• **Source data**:
═══

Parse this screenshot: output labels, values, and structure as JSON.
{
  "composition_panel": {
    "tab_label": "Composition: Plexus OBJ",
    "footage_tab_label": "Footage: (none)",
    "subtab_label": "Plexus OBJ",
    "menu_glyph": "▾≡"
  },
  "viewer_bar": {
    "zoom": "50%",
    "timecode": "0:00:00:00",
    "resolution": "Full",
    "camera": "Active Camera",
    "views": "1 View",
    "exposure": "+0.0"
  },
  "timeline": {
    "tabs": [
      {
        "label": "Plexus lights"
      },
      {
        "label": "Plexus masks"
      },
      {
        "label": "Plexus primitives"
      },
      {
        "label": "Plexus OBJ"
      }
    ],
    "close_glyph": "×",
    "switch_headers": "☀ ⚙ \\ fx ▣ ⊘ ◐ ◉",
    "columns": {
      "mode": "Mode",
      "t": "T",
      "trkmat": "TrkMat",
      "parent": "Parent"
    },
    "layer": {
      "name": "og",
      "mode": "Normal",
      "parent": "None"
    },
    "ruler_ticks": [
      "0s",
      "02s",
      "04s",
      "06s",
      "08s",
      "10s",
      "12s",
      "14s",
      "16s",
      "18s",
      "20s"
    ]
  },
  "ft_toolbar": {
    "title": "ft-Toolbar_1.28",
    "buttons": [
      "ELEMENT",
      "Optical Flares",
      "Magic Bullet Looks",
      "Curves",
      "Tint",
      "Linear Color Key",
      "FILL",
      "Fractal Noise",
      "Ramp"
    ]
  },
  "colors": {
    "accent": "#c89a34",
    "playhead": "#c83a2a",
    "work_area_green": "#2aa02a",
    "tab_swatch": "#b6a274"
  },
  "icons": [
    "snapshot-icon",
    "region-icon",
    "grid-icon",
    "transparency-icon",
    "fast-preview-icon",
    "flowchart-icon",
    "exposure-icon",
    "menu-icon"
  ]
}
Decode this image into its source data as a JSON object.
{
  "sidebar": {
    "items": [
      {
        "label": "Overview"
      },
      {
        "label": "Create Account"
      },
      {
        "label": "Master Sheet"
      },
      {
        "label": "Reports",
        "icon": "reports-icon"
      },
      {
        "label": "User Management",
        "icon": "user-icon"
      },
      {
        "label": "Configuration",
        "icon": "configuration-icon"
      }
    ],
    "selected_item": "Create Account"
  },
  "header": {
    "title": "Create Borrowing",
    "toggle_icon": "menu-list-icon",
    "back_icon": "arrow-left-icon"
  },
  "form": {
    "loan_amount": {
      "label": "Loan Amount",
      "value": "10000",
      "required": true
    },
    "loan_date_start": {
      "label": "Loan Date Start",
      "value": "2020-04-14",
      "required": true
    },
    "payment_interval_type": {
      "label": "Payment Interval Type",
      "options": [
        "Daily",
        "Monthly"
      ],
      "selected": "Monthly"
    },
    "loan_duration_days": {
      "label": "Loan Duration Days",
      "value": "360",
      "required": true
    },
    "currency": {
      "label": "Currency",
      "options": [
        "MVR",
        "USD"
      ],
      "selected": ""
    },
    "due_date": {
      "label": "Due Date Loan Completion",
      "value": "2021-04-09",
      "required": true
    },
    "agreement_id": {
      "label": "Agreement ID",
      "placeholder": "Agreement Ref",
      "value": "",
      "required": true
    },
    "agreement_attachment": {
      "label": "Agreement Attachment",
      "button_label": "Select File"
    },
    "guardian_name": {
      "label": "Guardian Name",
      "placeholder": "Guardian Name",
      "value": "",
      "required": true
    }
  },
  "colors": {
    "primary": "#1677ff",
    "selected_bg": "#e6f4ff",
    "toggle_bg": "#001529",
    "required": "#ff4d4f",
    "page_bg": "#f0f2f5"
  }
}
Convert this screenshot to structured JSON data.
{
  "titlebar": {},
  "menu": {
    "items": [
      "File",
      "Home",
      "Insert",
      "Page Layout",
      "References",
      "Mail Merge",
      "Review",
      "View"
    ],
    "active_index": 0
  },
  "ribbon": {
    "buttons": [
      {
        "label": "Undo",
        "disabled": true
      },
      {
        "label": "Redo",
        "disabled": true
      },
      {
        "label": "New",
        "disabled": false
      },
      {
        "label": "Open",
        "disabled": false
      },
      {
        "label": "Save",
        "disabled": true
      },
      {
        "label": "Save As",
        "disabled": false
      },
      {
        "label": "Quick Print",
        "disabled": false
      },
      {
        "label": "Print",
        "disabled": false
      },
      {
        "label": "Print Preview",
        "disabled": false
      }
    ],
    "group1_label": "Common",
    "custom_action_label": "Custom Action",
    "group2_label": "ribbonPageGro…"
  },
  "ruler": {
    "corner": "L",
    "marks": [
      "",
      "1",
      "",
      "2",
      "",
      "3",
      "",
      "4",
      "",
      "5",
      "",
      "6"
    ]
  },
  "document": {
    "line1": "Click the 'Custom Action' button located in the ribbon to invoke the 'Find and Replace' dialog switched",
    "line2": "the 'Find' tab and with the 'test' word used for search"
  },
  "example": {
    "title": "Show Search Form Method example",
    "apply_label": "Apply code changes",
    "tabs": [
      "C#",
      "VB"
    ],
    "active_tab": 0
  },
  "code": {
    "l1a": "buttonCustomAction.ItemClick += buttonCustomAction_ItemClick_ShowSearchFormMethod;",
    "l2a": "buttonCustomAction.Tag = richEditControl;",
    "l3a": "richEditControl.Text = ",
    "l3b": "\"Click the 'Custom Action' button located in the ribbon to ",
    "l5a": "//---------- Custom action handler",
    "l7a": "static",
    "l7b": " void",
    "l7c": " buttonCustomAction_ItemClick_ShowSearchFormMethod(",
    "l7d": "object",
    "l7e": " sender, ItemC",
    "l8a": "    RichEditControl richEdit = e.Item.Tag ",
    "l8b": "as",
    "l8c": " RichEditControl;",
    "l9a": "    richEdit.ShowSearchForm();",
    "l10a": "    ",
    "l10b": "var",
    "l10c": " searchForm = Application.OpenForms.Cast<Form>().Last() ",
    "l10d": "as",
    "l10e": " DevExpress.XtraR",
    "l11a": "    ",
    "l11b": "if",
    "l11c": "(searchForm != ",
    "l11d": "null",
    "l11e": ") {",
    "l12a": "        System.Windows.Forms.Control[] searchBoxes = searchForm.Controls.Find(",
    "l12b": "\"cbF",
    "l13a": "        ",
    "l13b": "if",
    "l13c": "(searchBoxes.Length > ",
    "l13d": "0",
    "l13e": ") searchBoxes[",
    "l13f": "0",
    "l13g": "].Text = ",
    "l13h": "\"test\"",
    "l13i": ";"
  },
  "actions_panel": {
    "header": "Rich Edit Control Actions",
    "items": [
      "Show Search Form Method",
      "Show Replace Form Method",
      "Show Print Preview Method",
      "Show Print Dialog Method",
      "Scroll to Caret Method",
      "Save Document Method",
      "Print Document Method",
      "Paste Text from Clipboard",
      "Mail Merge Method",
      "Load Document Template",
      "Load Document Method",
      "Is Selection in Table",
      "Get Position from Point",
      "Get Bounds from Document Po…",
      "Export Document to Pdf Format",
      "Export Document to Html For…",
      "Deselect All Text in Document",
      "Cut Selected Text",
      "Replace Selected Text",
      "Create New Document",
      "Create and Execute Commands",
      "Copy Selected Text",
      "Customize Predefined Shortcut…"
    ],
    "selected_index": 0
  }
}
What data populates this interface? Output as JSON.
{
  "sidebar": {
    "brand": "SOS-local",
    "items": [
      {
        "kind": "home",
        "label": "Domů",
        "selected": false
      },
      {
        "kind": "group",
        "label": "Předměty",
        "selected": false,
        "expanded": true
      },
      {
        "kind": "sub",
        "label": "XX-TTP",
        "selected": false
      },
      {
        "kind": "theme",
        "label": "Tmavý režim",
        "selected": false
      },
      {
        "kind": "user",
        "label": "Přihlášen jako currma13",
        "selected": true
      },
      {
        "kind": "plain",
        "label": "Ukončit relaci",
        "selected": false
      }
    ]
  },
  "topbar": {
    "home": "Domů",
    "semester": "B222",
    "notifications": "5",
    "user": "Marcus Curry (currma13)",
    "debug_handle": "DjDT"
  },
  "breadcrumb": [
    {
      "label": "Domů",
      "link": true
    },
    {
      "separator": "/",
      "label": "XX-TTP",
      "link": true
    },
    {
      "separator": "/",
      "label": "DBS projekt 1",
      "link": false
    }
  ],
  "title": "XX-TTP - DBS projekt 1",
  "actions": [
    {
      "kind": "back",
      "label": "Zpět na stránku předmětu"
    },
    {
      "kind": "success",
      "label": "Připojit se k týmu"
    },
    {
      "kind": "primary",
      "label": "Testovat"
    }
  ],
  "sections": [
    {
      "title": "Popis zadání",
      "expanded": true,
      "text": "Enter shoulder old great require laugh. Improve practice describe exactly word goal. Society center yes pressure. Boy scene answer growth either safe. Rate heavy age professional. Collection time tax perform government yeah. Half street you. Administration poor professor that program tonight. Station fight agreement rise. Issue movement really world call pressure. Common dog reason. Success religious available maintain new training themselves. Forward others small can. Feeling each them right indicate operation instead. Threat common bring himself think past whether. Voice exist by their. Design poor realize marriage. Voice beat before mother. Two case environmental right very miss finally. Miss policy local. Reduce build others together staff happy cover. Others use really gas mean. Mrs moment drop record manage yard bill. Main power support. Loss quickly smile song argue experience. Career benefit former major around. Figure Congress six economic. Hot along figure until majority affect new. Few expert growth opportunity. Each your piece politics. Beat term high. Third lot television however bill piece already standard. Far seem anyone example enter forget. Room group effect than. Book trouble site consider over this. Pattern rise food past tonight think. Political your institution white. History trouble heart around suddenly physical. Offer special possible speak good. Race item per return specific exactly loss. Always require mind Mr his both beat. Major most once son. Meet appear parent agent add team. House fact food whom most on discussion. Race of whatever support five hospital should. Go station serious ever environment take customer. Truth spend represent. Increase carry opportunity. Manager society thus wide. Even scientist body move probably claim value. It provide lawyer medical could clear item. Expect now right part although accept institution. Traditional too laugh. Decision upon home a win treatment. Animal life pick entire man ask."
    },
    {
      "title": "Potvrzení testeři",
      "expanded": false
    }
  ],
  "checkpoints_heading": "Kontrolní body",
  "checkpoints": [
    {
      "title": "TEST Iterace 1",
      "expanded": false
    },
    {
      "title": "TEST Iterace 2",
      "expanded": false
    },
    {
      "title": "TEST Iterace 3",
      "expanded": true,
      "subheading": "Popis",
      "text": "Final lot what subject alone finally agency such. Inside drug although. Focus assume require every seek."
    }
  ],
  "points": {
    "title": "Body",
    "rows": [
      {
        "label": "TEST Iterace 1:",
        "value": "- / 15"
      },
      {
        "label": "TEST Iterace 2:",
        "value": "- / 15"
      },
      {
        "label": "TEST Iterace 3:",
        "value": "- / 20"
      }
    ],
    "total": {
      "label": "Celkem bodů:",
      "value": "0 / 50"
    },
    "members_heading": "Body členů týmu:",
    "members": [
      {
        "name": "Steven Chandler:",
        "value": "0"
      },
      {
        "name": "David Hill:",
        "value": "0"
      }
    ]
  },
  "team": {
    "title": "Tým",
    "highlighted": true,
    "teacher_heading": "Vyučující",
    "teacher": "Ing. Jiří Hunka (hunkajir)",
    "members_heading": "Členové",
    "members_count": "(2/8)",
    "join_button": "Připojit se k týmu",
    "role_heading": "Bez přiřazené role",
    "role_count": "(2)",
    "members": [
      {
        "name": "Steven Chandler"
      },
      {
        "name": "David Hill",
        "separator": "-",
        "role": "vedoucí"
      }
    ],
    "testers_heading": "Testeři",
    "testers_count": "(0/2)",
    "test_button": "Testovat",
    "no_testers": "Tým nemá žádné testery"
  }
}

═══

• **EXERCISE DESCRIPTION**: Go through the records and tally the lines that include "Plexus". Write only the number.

• **TASK ANSWER**: 6